Theater audiences can’t help but shift to the edge of their seats when they hear these four sounds: Thump … thump … thump … creeeeeeeeeeeeeak. The combination conjures up images of castles, Igor and ominous wooden doors with deadbolts, doesn’t it?

That’s exactly what Foley, or sound-effects, artist Buzz Moran will be counting on in an upcoming performance of The Intergalactic Nemesis at Burlington’s Flynn Center for the Performing Arts. Originally a live radio play in Austin, Tex., and now a touring stage show, Nemesis is billed as a live-action graphic novel. The sci-fi story, set in 1933, features a reporter and her assistant, a mysterious librarian, and sludge monsters from the planet Zygon that are, of course, threatening planet Earth. Hence the “intergalactic nemesis.”

The show is performed with three stationary actors, one keyboard player and one Foley artist. The stage backdrop features more than 1000 hand-drawn comic-book images projected in high def.

Digitizing a Treasury of Objects at the Fleming Museum (Seven Days)

Originally appeared in the print version of Seven Days on Dec. 14, 2011.
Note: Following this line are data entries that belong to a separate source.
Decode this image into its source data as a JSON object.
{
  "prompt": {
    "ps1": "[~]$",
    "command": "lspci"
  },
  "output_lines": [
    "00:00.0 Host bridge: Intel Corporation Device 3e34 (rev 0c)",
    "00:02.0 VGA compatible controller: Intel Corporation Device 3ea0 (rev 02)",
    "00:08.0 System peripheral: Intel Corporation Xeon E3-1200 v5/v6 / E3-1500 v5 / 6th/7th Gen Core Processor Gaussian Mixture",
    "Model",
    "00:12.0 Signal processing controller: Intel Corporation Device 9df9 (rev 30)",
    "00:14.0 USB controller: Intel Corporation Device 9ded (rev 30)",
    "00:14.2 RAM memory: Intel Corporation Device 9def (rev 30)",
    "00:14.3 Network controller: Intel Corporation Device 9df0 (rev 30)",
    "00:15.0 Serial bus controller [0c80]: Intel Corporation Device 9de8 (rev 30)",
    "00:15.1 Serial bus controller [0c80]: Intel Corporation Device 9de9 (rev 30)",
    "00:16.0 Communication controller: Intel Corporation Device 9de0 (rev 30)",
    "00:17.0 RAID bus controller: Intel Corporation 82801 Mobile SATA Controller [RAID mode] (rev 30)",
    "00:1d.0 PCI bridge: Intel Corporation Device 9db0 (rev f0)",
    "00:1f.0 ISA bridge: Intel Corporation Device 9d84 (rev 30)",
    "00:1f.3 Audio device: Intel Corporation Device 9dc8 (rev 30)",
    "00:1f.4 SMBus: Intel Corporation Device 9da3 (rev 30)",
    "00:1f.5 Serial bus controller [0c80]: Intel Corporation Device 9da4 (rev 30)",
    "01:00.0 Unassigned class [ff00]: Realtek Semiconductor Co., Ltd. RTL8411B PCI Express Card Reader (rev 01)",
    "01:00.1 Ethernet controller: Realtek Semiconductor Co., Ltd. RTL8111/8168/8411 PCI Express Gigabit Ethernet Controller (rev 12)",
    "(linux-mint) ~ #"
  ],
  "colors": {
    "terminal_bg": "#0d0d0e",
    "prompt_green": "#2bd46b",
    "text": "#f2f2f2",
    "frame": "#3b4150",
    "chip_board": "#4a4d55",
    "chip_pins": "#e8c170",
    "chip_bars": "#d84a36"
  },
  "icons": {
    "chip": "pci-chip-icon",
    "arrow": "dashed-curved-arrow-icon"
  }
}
Janie Cohen walks through the stacks on the top floor of the University of Vermont’s Fleming Museum of Art, running a finger along the shelves and pointing out favorites. Ancient Native American pottery shares a shelf with pre-Columbian artifacts, which perch next to small-scale European sculpture. Cohen, the museum’s executive director, stops to point out a tattered-looking collection of maps created by Napoleon and his troops, then continues down to the end where the paintings hang. A nearby table displays smoking apparatuses, under consideration for a winter exhibition; a row of hunting spears hangs above a drawer full of Native American beadwork.

This area of the museum — where the Fleming keeps its treasures — is generally off limits to visitors. It’s one of three on-site storage vaults, and it’s crammed with objects dating from 3500 BC to the present day. Cohen knows them all. Visitors, even regular ones, probably haven’t seen a quarter of the collection.

All museums struggle to represent the full range of their holdings, and the Fleming is no exception. Cohen estimates that only 5 percent of its 24,000 items are on view at any time; the other 95 percent sit on shelves upstairs, neatly labeled but as good as invisible.